WORK TO BE COMPLETED: Could you restate the data below word for word, without its pictures?
------ ENTRIES PROVIDED
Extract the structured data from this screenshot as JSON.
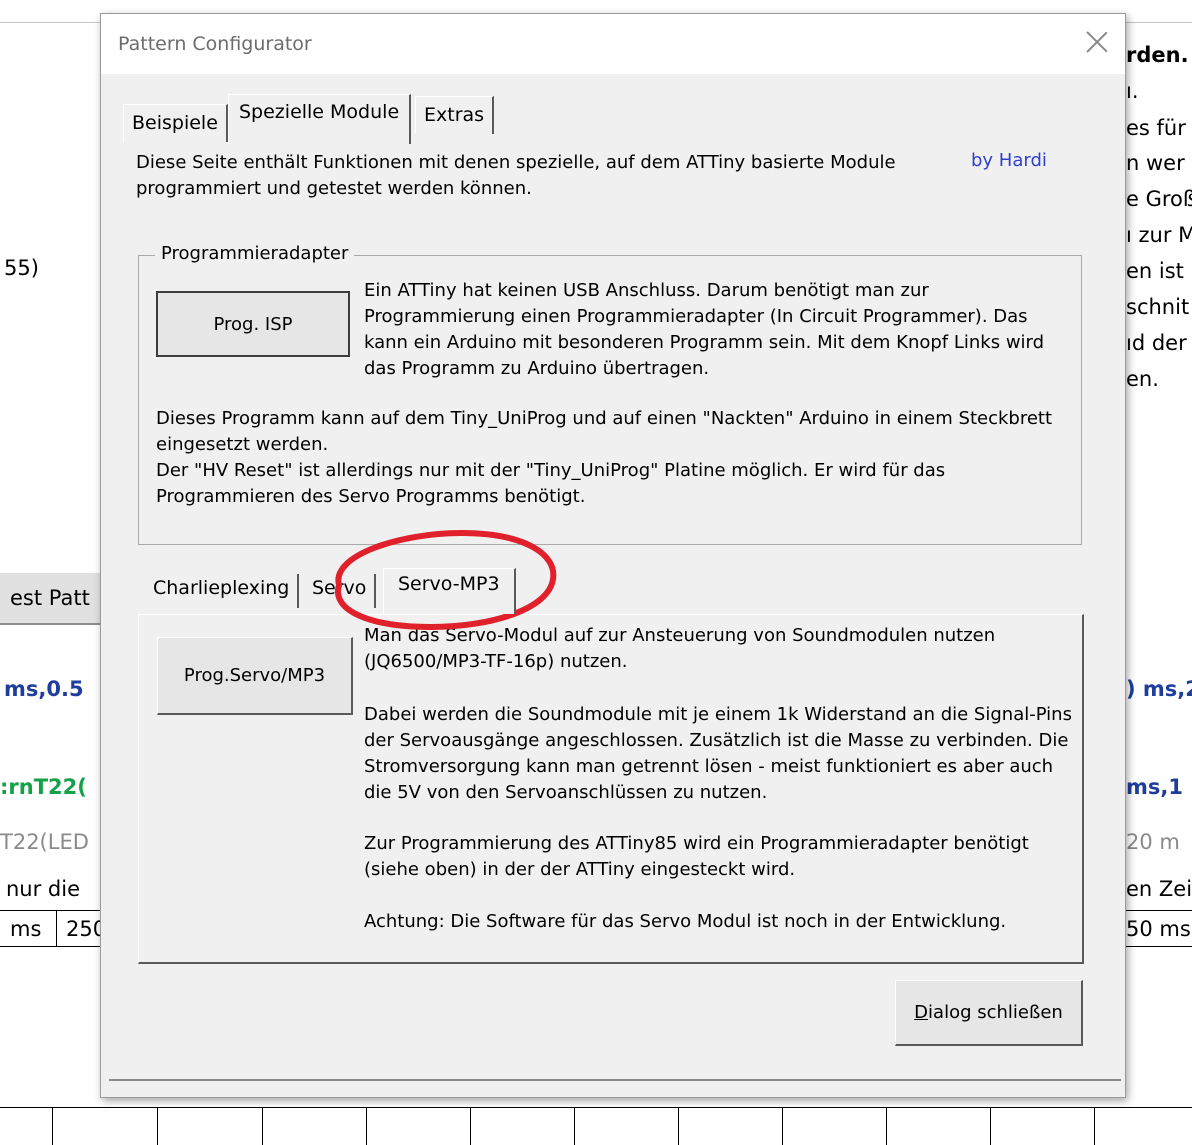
{
  "background": {
    "left_column": [
      "55)",
      "ms,0.5",
      ":rnT22(",
      "T22(LED",
      "nur die",
      "ms",
      "250"
    ],
    "button_partial": "est Patt",
    "right_column": [
      "rden.",
      "ı.",
      "es für",
      "n wer",
      "e Groß",
      "ı zur M",
      "en ist",
      "schnit",
      "ıd der",
      "en.",
      ") ms,2",
      "ms,1",
      "20 m",
      "en Zei",
      "50 ms"
    ]
  },
  "dialog": {
    "title": "Pattern Configurator",
    "tabs": [
      "Beispiele",
      "Spezielle Module",
      "Extras"
    ],
    "active_tab": "Spezielle Module",
    "intro_text": "Diese Seite enthält Funktionen mit denen spezielle, auf dem ATTiny basierte Module programmiert und getestet werden können.",
    "byline": "by Hardi",
    "group_label": "Programmieradapter",
    "prog_isp_label": "Prog. ISP",
    "isp_description": "Ein ATTiny hat keinen USB Anschluss. Darum benötigt man zur Programmierung einen Programmieradapter (In Circuit Programmer). Das kann ein Arduino mit besonderen Programm sein. Mit dem Knopf Links wird das Programm zu Arduino übertragen.",
    "isp_note_1": "Dieses Programm kann auf dem Tiny_UniProg und auf einen \"Nackten\" Arduino in einem Steckbrett eingesetzt werden.",
    "isp_note_2": "Der \"HV Reset\" ist allerdings nur mit der \"Tiny_UniProg\" Platine möglich. Er wird für das Programmieren des Servo Programms benötigt.",
    "inner_tabs": [
      "Charlieplexing",
      "Servo",
      "Servo-MP3"
    ],
    "active_inner_tab": "Servo-MP3",
    "prog_servo_label": "Prog.Servo/MP3",
    "mp3_para_1": "Man das Servo-Modul auf zur Ansteuerung von Soundmodulen nutzen (JQ6500/MP3-TF-16p) nutzen.",
    "mp3_para_2": "Dabei werden die Soundmodule mit je einem 1k Widerstand an die Signal-Pins der Servoausgänge angeschlossen. Zusätzlich ist die Masse zu verbinden. Die Stromversorgung kann man getrennt lösen - meist funktioniert es aber auch die 5V von den Servoanschlüssen zu nutzen.",
    "mp3_para_3": "Zur Programmierung des ATTiny85 wird ein Programmieradapter benötigt (siehe oben) in der der ATTiny eingesteckt wird.",
    "mp3_para_4": "Achtung: Die Software für das Servo Modul ist noch in der Entwicklung.",
    "close_button_label": "Dialog schließen"
  },
  "colors": {
    "dialog_bg": "#f0f0f0",
    "byline": "#2f3fcf",
    "annotation": "#e0202a",
    "bg_blue": "#1f3e9c",
    "bg_green": "#14a14a"
  }
}
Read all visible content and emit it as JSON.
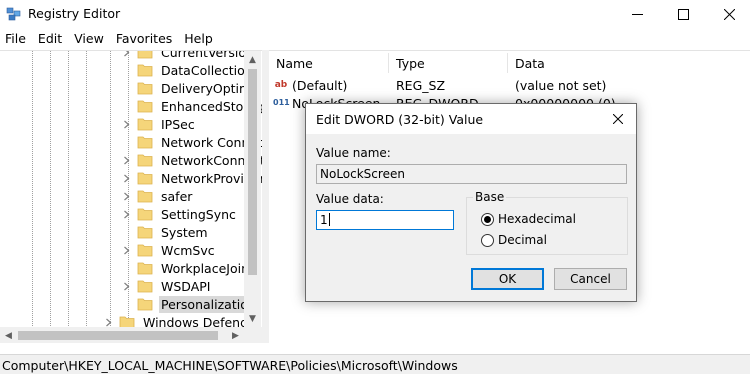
{
  "window": {
    "title": "Registry Editor"
  },
  "menu": [
    "File",
    "Edit",
    "View",
    "Favorites",
    "Help"
  ],
  "tree": {
    "items": [
      {
        "label": "CurrentVersion",
        "expandable": true,
        "selected": false
      },
      {
        "label": "DataCollection",
        "expandable": false,
        "selected": false
      },
      {
        "label": "DeliveryOptimiza",
        "expandable": false,
        "selected": false
      },
      {
        "label": "EnhancedStorag",
        "expandable": false,
        "selected": false
      },
      {
        "label": "IPSec",
        "expandable": true,
        "selected": false
      },
      {
        "label": "Network Connec",
        "expandable": false,
        "selected": false
      },
      {
        "label": "NetworkConnect",
        "expandable": true,
        "selected": false
      },
      {
        "label": "NetworkProvider",
        "expandable": true,
        "selected": false
      },
      {
        "label": "safer",
        "expandable": true,
        "selected": false
      },
      {
        "label": "SettingSync",
        "expandable": true,
        "selected": false
      },
      {
        "label": "System",
        "expandable": false,
        "selected": false
      },
      {
        "label": "WcmSvc",
        "expandable": true,
        "selected": false
      },
      {
        "label": "WorkplaceJoin",
        "expandable": false,
        "selected": false
      },
      {
        "label": "WSDAPI",
        "expandable": true,
        "selected": false
      },
      {
        "label": "Personalization",
        "expandable": false,
        "selected": true
      }
    ],
    "parent_item": {
      "label": "Windows Defender",
      "expandable": true
    }
  },
  "list": {
    "columns": [
      "Name",
      "Type",
      "Data"
    ],
    "rows": [
      {
        "icon": "string-value-icon",
        "name": "(Default)",
        "type": "REG_SZ",
        "data": "(value not set)"
      },
      {
        "icon": "dword-value-icon",
        "name": "NoLockScreen",
        "type": "REG_DWORD",
        "data": "0x00000000 (0)"
      }
    ]
  },
  "status": {
    "path": "Computer\\HKEY_LOCAL_MACHINE\\SOFTWARE\\Policies\\Microsoft\\Windows"
  },
  "dialog": {
    "title": "Edit DWORD (32-bit) Value",
    "value_name_label": "Value name:",
    "value_name": "NoLockScreen",
    "value_data_label": "Value data:",
    "value_data": "1",
    "base_label": "Base",
    "radio_hex": "Hexadecimal",
    "radio_dec": "Decimal",
    "selected_base": "Hexadecimal",
    "ok": "OK",
    "cancel": "Cancel"
  },
  "colors": {
    "accent": "#0078d7",
    "folder": "#f5d57a",
    "folder_dark": "#dcb24f",
    "selection": "#d9d9d9"
  }
}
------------
TASK ANSWER:
Extract the structured data from this screenshot as JSON.
{
  "background": {
    "left_column": [
      "55)",
      "ms,0.5",
      ":rnT22(",
      "T22(LED",
      "nur die",
      "ms",
      "250"
    ],
    "button_partial": "est Patt",
    "right_column": [
      "rden.",
      "ı.",
      "es für",
      "n wer",
      "e Groß",
      "ı zur M",
      "en ist",
      "schnit",
      "ıd der",
      "en.",
      ") ms,2",
      "ms,1",
      "20 m",
      "en Zei",
      "50 ms"
    ]
  },
  "dialog": {
    "title": "Pattern Configurator",
    "tabs": [
      "Beispiele",
      "Spezielle Module",
      "Extras"
    ],
    "active_tab": "Spezielle Module",
    "intro_text": "Diese Seite enthält Funktionen mit denen spezielle, auf dem ATTiny basierte Module programmiert und getestet werden können.",
    "byline": "by Hardi",
    "group_label": "Programmieradapter",
    "prog_isp_label": "Prog. ISP",
    "isp_description": "Ein ATTiny hat keinen USB Anschluss. Darum benötigt man zur Programmierung einen Programmieradapter (In Circuit Programmer). Das kann ein Arduino mit besonderen Programm sein. Mit dem Knopf Links wird das Programm zu Arduino übertragen.",
    "isp_note_1": "Dieses Programm kann auf dem Tiny_UniProg und auf einen \"Nackten\" Arduino in einem Steckbrett eingesetzt werden.",
    "isp_note_2": "Der \"HV Reset\" ist allerdings nur mit der \"Tiny_UniProg\" Platine möglich. Er wird für das Programmieren des Servo Programms benötigt.",
    "inner_tabs": [
      "Charlieplexing",
      "Servo",
      "Servo-MP3"
    ],
    "active_inner_tab": "Servo-MP3",
    "prog_servo_label": "Prog.Servo/MP3",
    "mp3_para_1": "Man das Servo-Modul auf zur Ansteuerung von Soundmodulen nutzen (JQ6500/MP3-TF-16p) nutzen.",
    "mp3_para_2": "Dabei werden die Soundmodule mit je einem 1k Widerstand an die Signal-Pins der Servoausgänge angeschlossen. Zusätzlich ist die Masse zu verbinden. Die Stromversorgung kann man getrennt lösen - meist funktioniert es aber auch die 5V von den Servoanschlüssen zu nutzen.",
    "mp3_para_3": "Zur Programmierung des ATTiny85 wird ein Programmieradapter benötigt (siehe oben) in der der ATTiny eingesteckt wird.",
    "mp3_para_4": "Achtung: Die Software für das Servo Modul ist noch in der Entwicklung.",
    "close_button_label": "Dialog schließen"
  },
  "colors": {
    "dialog_bg": "#f0f0f0",
    "byline": "#2f3fcf",
    "annotation": "#e0202a",
    "bg_blue": "#1f3e9c",
    "bg_green": "#14a14a"
  }
}
Read all visible content and emit it as JSON.
{
  "window": {
    "title": "Registry Editor"
  },
  "menu": [
    "File",
    "Edit",
    "View",
    "Favorites",
    "Help"
  ],
  "tree": {
    "items": [
      {
        "label": "CurrentVersion",
        "expandable": true,
        "selected": false
      },
      {
        "label": "DataCollection",
        "expandable": false,
        "selected": false
      },
      {
        "label": "DeliveryOptimiza",
        "expandable": false,
        "selected": false
      },
      {
        "label": "EnhancedStorag",
        "expandable": false,
        "selected": false
      },
      {
        "label": "IPSec",
        "expandable": true,
        "selected": false
      },
      {
        "label": "Network Connec",
        "expandable": false,
        "selected": false
      },
      {
        "label": "NetworkConnect",
        "expandable": true,
        "selected": false
      },
      {
        "label": "NetworkProvider",
        "expandable": true,
        "selected": false
      },
      {
        "label": "safer",
        "expandable": true,
        "selected": false
      },
      {
        "label": "SettingSync",
        "expandable": true,
        "selected": false
      },
      {
        "label": "System",
        "expandable": false,
        "selected": false
      },
      {
        "label": "WcmSvc",
        "expandable": true,
        "selected": false
      },
      {
        "label": "WorkplaceJoin",
        "expandable": false,
        "selected": false
      },
      {
        "label": "WSDAPI",
        "expandable": true,
        "selected": false
      },
      {
        "label": "Personalization",
        "expandable": false,
        "selected": true
      }
    ],
    "parent_item": {
      "label": "Windows Defender",
      "expandable": true
    }
  },
  "list": {
    "columns": [
      "Name",
      "Type",
      "Data"
    ],
    "rows": [
      {
        "icon": "string-value-icon",
        "name": "(Default)",
        "type": "REG_SZ",
        "data": "(value not set)"
      },
      {
        "icon": "dword-value-icon",
        "name": "NoLockScreen",
        "type": "REG_DWORD",
        "data": "0x00000000 (0)"
      }
    ]
  },
  "status": {
    "path": "Computer\\HKEY_LOCAL_MACHINE\\SOFTWARE\\Policies\\Microsoft\\Windows"
  },
  "dialog": {
    "title": "Edit DWORD (32-bit) Value",
    "value_name_label": "Value name:",
    "value_name": "NoLockScreen",
    "value_data_label": "Value data:",
    "value_data": "1",
    "base_label": "Base",
    "radio_hex": "Hexadecimal",
    "radio_dec": "Decimal",
    "selected_base": "Hexadecimal",
    "ok": "OK",
    "cancel": "Cancel"
  },
  "colors": {
    "accent": "#0078d7",
    "folder": "#f5d57a",
    "folder_dark": "#dcb24f",
    "selection": "#d9d9d9"
  }
}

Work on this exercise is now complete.